One who initiates a lawsuit.
One against whom a lawsuit is brought; the accused person in a criminal proceeding.
Equitable Principles and General propositions or principles of law that have to do with fairness (equity).
Primary Source of Law
A document that establishes the law on a particular issue, such as a constitution, a statute, an administrative rule, or a court decision.
Secondary Source of Law
A publication that summarizes or interprets the law, such as a legal encyclopedia, a legal treatise, or an article in a law review.
Statute of Limitations
A federal or state statute setting the maximum time period during which a certain action can be brought or certain rights enforced.
Constitutional Law
Law based on the U.S. Constitution and the constitutions of the various states.
Statutory Law
The body of law enacted by legislative bodies (as opposed to constitutional law, administrative law, or case law).
A reference to a publication in which a legal authority—such as a statute or a court decision—or other source can be found.
Administrative Law
The body of law created by administrative agencies (in the form of rules, regulations, orders, and decisions) in order to carry out their duties and responsibilities.
Administrative Agency
A federal or state government agency established to perform a specific function. Administrative agencies are authorized by legislative acts to make and enforce rules to administer and enforce the acts.
Executive Agency
An administrative agency within the executive branch of government. At the federal level, executive agencies are those within the cabinet departments.
Independent Regulatory Agency
An administrative agency that is not considered part of the government's executive branch and is not subject to the authority of the president. Independent agency officials cannot be removed without cause.
Enabling Legislation
A statute enacted by Congress that authorizes the creation of an administrative agency and specifies the name, composition, purpose, and powers of the agency being created.
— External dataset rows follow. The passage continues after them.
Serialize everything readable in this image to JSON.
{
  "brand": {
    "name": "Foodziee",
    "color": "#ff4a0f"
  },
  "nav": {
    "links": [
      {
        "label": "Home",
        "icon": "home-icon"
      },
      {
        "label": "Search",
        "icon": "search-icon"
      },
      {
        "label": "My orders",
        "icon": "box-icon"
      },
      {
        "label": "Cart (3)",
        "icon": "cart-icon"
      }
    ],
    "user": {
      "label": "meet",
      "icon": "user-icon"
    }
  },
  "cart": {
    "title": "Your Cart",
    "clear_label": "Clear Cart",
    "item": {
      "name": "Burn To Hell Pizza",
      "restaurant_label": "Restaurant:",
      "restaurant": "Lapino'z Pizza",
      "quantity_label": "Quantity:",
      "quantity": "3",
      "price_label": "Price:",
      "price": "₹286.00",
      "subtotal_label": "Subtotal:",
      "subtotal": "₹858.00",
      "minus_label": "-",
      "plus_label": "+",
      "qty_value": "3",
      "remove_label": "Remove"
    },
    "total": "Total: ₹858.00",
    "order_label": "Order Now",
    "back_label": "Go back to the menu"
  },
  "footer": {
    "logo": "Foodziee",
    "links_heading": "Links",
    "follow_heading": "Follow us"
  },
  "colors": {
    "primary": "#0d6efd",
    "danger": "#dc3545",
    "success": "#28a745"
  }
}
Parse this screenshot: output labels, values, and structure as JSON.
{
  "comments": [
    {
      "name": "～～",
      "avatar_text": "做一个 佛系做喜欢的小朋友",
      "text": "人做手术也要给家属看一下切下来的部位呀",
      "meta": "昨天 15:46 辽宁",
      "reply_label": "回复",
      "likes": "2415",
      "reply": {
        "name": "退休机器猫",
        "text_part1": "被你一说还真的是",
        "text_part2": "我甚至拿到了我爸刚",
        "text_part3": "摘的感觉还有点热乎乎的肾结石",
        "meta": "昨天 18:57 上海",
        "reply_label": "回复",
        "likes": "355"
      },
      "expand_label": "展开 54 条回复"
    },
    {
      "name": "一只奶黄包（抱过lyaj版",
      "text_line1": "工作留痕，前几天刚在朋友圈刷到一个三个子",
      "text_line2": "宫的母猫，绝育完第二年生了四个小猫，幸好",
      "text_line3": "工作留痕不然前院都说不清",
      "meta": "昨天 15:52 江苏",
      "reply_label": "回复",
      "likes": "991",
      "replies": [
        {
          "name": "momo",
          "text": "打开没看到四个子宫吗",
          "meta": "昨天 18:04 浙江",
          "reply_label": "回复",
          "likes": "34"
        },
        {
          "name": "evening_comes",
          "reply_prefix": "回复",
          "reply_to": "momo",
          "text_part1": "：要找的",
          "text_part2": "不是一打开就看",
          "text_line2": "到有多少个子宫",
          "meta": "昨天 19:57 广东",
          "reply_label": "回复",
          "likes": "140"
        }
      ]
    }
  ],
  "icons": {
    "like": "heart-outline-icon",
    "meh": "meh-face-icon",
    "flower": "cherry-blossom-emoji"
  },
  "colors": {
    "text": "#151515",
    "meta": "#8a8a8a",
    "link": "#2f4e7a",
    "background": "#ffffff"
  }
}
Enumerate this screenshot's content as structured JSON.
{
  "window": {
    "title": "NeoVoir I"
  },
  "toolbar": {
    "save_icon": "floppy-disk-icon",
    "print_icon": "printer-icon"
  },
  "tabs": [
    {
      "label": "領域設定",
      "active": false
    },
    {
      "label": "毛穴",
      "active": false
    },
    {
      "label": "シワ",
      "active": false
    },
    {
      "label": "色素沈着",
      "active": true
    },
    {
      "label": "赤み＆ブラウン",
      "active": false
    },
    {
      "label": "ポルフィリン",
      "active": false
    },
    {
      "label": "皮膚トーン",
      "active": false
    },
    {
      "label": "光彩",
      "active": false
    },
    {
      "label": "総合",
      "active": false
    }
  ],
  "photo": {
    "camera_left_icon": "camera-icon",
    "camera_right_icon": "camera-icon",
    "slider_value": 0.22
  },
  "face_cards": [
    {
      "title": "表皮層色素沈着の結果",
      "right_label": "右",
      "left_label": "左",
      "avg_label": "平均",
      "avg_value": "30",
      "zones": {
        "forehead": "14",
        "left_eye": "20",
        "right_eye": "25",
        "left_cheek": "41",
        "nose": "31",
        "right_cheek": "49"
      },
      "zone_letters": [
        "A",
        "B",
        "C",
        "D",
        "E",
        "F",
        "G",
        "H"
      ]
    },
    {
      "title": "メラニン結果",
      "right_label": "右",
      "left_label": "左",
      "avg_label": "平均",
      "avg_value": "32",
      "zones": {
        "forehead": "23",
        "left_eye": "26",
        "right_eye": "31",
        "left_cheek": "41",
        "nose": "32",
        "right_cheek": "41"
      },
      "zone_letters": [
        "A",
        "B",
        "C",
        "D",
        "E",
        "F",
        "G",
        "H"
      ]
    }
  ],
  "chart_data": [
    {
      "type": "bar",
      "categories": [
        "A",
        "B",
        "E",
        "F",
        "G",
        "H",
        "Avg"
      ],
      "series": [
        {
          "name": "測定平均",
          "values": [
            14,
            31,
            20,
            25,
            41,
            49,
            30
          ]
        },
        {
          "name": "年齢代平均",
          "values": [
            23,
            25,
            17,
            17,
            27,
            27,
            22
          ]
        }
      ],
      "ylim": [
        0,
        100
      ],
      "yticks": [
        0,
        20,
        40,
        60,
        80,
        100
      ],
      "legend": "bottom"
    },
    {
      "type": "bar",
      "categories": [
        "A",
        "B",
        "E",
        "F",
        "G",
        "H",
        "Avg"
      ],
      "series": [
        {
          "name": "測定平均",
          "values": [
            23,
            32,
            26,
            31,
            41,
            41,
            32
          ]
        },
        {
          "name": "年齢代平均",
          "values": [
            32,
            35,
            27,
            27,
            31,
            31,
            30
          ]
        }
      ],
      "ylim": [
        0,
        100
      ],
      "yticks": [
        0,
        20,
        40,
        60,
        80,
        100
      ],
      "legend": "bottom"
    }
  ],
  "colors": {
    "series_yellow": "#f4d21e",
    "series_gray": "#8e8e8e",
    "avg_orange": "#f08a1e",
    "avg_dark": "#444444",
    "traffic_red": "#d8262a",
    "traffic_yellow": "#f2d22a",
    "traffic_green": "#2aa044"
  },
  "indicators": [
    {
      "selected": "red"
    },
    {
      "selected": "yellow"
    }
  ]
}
To render a judicial decision. In the administrative process, the proceeding in which an administrative law judge hears and decides on issues that arise when an administrative agency charges a person or a firm with violating a law or regulation enforced by the agency.
Administrative Process
The procedure used by administrative agencies in the administration of law.
The process undertaken by an administrative agency when formally adopting a new regulation or amending an old one. Rulemaking involves notifying the public of a proposed rule or change and receiving and considering the public's comments.
Administrative Law Judge (ALJ)
One who presides over an administrative agency hearing and has the power to administer oaths, take testimony, rule on questions of evidence, and make determinations of fact.
Case Law
The rules of law announced in court decisions. Case law includes the aggregate of reported cases that interpret judicial precedents, statutes, regulations, and constitutional provisions.
Substantive Law
Law that defines, describes, regulates, and creates legal rights and obligations.
Procedural Law
Law that establishes the methods of enforcing the rights established by substantive law.
Civil Law
The branch of law dealing with the definition and enforcement of all private or public rights, as opposed to criminal matters.
Criminal Law
Law that defines and governs actions that constitute crimes. Generally, criminal law has to do with wrongful actions committed against society for which society demands redress.
National Law
Law that pertains to a particular nation (as opposed to international law).
Civil Law System
A system of law derived from that of the Roman Empire and based on a code rather than case law; the predominant system of law in the nations of continental Europe and the nations that were once their colonies. In the United States, Louisiana, because of its historical ties to France, has in part a civil law system.
International Law
The law that governs relations among nations. National laws, customs, treaties, and international conferences and organizations are generally considered to be the most important sources of international law.
An informal term used to refer to all laws governing electronic communications and transactions, particularly those conducted via the Internet.